The difference between the channels should be addressed. For example, HBO, FX, and BBC are struggling for airtime, while Netflix is a subscription-based streaming provider.
Some barely anticipated external events can affect the release. For example, the Writers Guild of America strike in 2007-08 caused ratings and viewership decline as well as changes in the duration and timing of many TV shows.
Nevertheless, there are external factors that always need to be considered:
- Seasonality. Summer is not the time to launch a new series. Summer is the time for blockbusters.
- The competition of major projects and TV shows between channels.
- Competition with big scheduled events. No one will watch a new series during the Super Bowl or the World Cup.
Large channels already employ these simple marketing techniques. But as in any other field, more often they are starting to resort to science and machine learning as well. Netflix has extended its use of Big Data to restart the “House of Cards” series with Kevin Spacey, estimating the show’s popularity before it was made.
It is not known for sure whether they created a universal algorithm, or it was a one-time study. For now, there is no evidence for a comprehensive program existence which would forecast and select all the film product components.
Still, series are an art, not an exact mathematical model. There are hundreds and thousands of interconnections, the notorious “chemistry.” One does not just estimate roughly the most popular genre, the most popular actor, the luckiest director, and get a masterpiece.
That being said, machine learning algorithms are able to evaluate all possible combinations and suggest the success probability of their combination, as well as the effect of each minor success or failure on the overall result.
Guessing which setting will break out is probably the key to becoming an iconic series. “Game of Thrones” success inspired dozens of medieval or alternative history and dark fantasy shows, the same way as “The Sopranos,” “Friends,” or “Buffy the Vampire Slayer” contributed to related genres before.
There is no clear-cut answer for what is going to be the next hit. But some contextual factors, such as books, motion pictures, videogames, and other media popularity, let us speculate or at least indirectly evaluate the general public demand.
We’ve managed to create an algorithm which can predict a new film project’s popularity. A back-test was conducted on more than 80,000 projects. The forecast error distribution is on the graph below:
Take “The Big Bang Theory.” Our algorithm predicts its relevance and commercial success based on historical data. We can safely say, that using our algorithm back in 2007, the creators would be more confident in worthy results, achieved later.
“The Big Bang Theory” is a sound example of the genre’s cyclical popularity. Seasoned sitcom screenwriters Chuck Lorre and Bill Prady caught another wave of interest in comedies just in time and unearthed young talents.
The series surpassed all expectations, and filming lasted until recently. But by 2018, the budgets and the cast fees had increased drastically, which contributed to the show’s cancellation. This fits our conclusions on the rise in popularity and financial gains at the initial stage and the high financial costs when you are on a roll.
According to statistics, 22% of all film budgets form 78% of all popular content.

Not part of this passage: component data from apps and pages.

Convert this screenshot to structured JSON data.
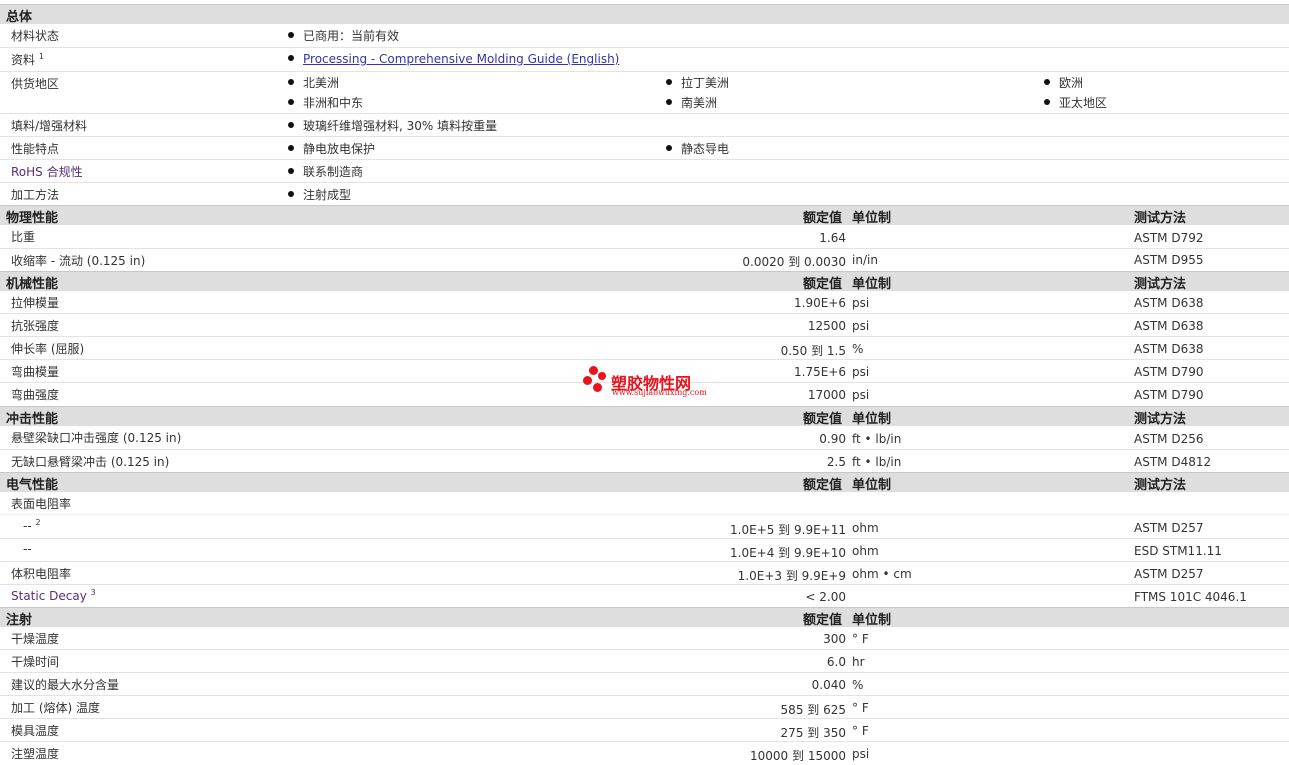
{
  "general": {
    "title": "总体",
    "rows": {
      "status": {
        "label": "材料状态",
        "items": [
          "已商用：当前有效"
        ]
      },
      "docs": {
        "label": "资料",
        "sup": "1",
        "link": "Processing - Comprehensive Molding Guide (English)"
      },
      "regions": {
        "label": "供货地区",
        "items": [
          "北美洲",
          "拉丁美洲",
          "欧洲",
          "非洲和中东",
          "南美洲",
          "亚太地区"
        ]
      },
      "filler": {
        "label": "填料/增强材料",
        "items": [
          "玻璃纤维增强材料, 30% 填料按重量"
        ]
      },
      "features": {
        "label": "性能特点",
        "items": [
          "静电放电保护",
          "静态导电"
        ]
      },
      "rohs": {
        "label": "RoHS 合规性",
        "items": [
          "联系制造商"
        ]
      },
      "method": {
        "label": "加工方法",
        "items": [
          "注射成型"
        ]
      }
    }
  },
  "headers": {
    "value": "额定值",
    "unit": "单位制",
    "method": "测试方法"
  },
  "physical": {
    "title": "物理性能",
    "rows": [
      {
        "label": "比重",
        "value": "1.64",
        "unit": "",
        "method": "ASTM D792"
      },
      {
        "label": "收缩率  - 流动 (0.125 in)",
        "value": "0.0020 到  0.0030",
        "unit": "in/in",
        "method": "ASTM D955"
      }
    ]
  },
  "mechanical": {
    "title": "机械性能",
    "rows": [
      {
        "label": "拉伸模量",
        "value": "1.90E+6",
        "unit": "psi",
        "method": "ASTM D638"
      },
      {
        "label": "抗张强度",
        "value": "12500",
        "unit": "psi",
        "method": "ASTM D638"
      },
      {
        "label": "伸长率 (屈服)",
        "value": "0.50 到  1.5",
        "unit": "%",
        "method": "ASTM D638"
      },
      {
        "label": "弯曲模量",
        "value": "1.75E+6",
        "unit": "psi",
        "method": "ASTM D790"
      },
      {
        "label": "弯曲强度",
        "value": "17000",
        "unit": "psi",
        "method": "ASTM D790"
      }
    ]
  },
  "impact": {
    "title": "冲击性能",
    "rows": [
      {
        "label": "悬壁梁缺口冲击强度 (0.125 in)",
        "value": "0.90",
        "unit": "ft • lb/in",
        "method": "ASTM D256"
      },
      {
        "label": "无缺口悬臂梁冲击 (0.125 in)",
        "value": "2.5",
        "unit": "ft • lb/in",
        "method": "ASTM D4812"
      }
    ]
  },
  "electrical": {
    "title": "电气性能",
    "surface_label": "表面电阻率",
    "rows": [
      {
        "label": "--",
        "sup": "2",
        "value": "1.0E+5 到  9.9E+11",
        "unit": "ohm",
        "method": "ASTM D257"
      },
      {
        "label": "--",
        "value": "1.0E+4 到  9.9E+10",
        "unit": "ohm",
        "method": "ESD STM11.11"
      },
      {
        "label": "体积电阻率",
        "value": "1.0E+3 到  9.9E+9",
        "unit": "ohm • cm",
        "method": "ASTM D257"
      },
      {
        "label": "Static Decay",
        "sup": "3",
        "value": "< 2.00",
        "unit": "",
        "method": "FTMS 101C 4046.1"
      }
    ]
  },
  "injection": {
    "title": "注射",
    "rows": [
      {
        "label": "干燥温度",
        "value": "300",
        "unit": "°  F"
      },
      {
        "label": "干燥时间",
        "value": "6.0",
        "unit": "hr"
      },
      {
        "label": "建议的最大水分含量",
        "value": "0.040",
        "unit": "%"
      },
      {
        "label": "加工 (熔体) 温度",
        "value": "585 到  625",
        "unit": "°  F"
      },
      {
        "label": "模具温度",
        "value": "275 到  350",
        "unit": "°  F"
      },
      {
        "label": "注塑温度",
        "value": "10000 到  15000",
        "unit": "psi"
      }
    ]
  },
  "watermark": {
    "title": "塑胶物性网",
    "url": "www.sujiaowuxing.com"
  },
  "colors": {
    "section_bg": "#dedede",
    "link": "#3333aa",
    "purple": "#5a2d7a",
    "watermark": "#e8141b"
  }
}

Сommercial success comes down to money less than to the ability to hit the target in time with the right combination of actors.
Even our current modelling draft predicts ratings with more than 85% probability and no more than 10% value range. There is still a lot of room for algorithm improvement, and the data should be enriched. But using a system approach to predict the success of projects can already be regarded real, even for the filmmaking industry.
Want to film something legendary? Then it’s time to do some math!